■ Exercise requirements ■
Read the data, and whenever a line holds the word "JSON", report that line.

■ Input material ■
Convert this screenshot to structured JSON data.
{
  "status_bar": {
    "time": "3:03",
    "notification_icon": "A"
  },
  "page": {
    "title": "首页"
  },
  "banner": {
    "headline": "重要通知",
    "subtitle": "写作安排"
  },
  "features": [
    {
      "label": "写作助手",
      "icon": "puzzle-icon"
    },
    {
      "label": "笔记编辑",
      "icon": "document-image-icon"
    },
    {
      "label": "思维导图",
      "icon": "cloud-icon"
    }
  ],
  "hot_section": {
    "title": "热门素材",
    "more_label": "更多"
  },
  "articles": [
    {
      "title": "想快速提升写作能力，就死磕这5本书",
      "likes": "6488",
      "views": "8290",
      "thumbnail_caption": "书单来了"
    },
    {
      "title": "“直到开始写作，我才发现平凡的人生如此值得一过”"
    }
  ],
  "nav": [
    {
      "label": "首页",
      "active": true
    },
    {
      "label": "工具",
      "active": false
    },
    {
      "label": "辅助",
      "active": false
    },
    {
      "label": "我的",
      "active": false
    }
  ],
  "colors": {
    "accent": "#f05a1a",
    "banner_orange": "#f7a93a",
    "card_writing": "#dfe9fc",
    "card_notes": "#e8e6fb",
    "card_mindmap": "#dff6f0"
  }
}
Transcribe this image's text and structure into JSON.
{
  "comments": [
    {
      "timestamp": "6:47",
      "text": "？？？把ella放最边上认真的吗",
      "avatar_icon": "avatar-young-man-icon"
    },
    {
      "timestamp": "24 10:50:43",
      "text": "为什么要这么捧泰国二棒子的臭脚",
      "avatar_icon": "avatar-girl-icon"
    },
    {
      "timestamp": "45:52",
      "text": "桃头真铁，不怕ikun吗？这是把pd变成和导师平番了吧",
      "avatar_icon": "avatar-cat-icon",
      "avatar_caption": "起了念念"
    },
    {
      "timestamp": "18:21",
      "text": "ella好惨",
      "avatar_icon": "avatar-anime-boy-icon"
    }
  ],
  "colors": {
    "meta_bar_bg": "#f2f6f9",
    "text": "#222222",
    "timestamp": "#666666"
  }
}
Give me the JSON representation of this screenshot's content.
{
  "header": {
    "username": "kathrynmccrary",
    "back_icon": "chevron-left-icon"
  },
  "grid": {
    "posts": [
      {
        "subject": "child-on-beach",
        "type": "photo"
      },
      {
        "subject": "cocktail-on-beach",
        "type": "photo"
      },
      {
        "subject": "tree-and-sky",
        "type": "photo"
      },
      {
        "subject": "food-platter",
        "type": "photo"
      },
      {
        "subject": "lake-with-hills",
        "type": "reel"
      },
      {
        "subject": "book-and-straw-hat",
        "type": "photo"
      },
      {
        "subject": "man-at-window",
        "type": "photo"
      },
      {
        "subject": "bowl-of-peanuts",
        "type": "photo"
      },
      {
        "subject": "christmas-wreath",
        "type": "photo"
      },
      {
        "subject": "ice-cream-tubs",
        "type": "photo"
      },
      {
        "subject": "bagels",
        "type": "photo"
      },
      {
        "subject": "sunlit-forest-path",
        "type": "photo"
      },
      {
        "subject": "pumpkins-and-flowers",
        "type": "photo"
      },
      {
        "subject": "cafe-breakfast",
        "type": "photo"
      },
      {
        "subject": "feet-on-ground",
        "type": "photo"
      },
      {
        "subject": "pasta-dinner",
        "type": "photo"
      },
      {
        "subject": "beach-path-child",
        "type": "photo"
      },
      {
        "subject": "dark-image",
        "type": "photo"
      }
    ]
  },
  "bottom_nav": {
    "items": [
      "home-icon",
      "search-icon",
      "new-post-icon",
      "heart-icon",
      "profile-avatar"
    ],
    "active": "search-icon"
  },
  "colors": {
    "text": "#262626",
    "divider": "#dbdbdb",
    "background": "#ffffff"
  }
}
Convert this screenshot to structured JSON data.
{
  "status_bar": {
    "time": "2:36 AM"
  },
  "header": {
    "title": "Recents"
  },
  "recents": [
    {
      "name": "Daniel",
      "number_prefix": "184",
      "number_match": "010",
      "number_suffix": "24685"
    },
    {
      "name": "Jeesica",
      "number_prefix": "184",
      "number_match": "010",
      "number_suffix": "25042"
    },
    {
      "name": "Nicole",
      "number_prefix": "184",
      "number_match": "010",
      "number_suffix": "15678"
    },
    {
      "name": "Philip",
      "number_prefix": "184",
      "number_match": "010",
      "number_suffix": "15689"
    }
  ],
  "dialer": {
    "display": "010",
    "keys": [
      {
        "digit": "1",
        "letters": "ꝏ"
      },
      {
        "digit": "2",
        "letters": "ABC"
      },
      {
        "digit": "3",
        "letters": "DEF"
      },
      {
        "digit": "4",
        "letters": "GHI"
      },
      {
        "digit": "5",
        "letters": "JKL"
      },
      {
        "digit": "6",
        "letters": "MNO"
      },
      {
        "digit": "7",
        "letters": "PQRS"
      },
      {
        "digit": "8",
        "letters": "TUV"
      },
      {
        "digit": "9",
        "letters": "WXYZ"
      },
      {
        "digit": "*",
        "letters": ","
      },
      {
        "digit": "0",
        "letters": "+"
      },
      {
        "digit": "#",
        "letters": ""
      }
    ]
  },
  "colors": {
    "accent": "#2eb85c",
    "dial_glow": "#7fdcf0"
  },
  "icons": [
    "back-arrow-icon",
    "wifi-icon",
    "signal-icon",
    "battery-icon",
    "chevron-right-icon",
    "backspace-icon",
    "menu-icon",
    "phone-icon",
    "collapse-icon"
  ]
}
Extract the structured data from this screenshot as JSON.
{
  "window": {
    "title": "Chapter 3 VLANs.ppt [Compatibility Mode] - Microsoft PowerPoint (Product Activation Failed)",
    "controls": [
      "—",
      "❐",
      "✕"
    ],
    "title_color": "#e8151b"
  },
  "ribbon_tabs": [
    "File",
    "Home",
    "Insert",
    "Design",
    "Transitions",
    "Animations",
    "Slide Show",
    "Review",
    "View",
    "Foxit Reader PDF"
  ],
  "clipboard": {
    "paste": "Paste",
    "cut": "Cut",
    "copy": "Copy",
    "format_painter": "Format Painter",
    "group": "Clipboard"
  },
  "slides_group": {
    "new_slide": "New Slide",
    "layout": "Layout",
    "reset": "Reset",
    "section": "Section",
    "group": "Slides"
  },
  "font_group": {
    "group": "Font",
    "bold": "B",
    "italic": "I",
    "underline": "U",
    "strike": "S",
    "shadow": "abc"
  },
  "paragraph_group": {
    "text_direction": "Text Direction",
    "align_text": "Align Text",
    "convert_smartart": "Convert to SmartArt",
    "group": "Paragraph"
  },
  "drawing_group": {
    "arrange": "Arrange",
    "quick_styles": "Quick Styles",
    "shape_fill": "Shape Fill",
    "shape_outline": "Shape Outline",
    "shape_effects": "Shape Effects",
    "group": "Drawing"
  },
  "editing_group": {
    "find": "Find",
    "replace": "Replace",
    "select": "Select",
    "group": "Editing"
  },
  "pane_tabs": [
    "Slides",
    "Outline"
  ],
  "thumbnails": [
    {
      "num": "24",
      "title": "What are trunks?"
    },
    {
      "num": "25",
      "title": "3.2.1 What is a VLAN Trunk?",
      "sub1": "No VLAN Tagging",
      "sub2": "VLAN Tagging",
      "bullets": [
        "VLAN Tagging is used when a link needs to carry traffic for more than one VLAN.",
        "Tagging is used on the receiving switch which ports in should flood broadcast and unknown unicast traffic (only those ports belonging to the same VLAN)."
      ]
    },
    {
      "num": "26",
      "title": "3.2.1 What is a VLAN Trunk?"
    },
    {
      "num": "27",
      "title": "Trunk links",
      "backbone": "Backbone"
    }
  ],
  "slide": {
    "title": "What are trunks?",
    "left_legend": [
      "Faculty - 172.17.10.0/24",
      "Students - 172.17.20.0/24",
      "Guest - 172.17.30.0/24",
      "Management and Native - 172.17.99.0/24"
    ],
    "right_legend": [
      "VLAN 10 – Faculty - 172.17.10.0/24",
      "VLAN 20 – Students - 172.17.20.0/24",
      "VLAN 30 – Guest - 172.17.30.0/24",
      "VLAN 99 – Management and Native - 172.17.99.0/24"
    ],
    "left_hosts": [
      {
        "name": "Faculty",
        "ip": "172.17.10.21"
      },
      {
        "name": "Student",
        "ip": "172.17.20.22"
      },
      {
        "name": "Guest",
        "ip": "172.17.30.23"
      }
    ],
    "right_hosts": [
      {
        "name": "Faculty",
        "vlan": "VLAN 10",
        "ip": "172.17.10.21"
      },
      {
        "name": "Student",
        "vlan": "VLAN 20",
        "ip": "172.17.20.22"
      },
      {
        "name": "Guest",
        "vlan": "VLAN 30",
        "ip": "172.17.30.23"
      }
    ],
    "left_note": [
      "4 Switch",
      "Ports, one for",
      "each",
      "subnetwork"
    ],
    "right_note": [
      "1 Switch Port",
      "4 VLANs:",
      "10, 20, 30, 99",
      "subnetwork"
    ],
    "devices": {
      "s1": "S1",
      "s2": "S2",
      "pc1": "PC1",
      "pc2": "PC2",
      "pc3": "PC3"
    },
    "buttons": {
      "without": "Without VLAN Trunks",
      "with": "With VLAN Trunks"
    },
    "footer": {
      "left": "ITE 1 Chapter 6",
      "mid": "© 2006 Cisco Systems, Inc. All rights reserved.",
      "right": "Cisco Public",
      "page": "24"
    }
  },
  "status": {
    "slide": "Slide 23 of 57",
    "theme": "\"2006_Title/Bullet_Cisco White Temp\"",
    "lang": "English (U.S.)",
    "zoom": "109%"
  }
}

■ Reply ■
Convert this screenshot to structured JSON data.
Transcribe this image's text and structure into JSON.
Give me the JSON representation of this screenshot's content.
Convert this screenshot to structured JSON data.
Extract the structured data from this screenshot as JSON.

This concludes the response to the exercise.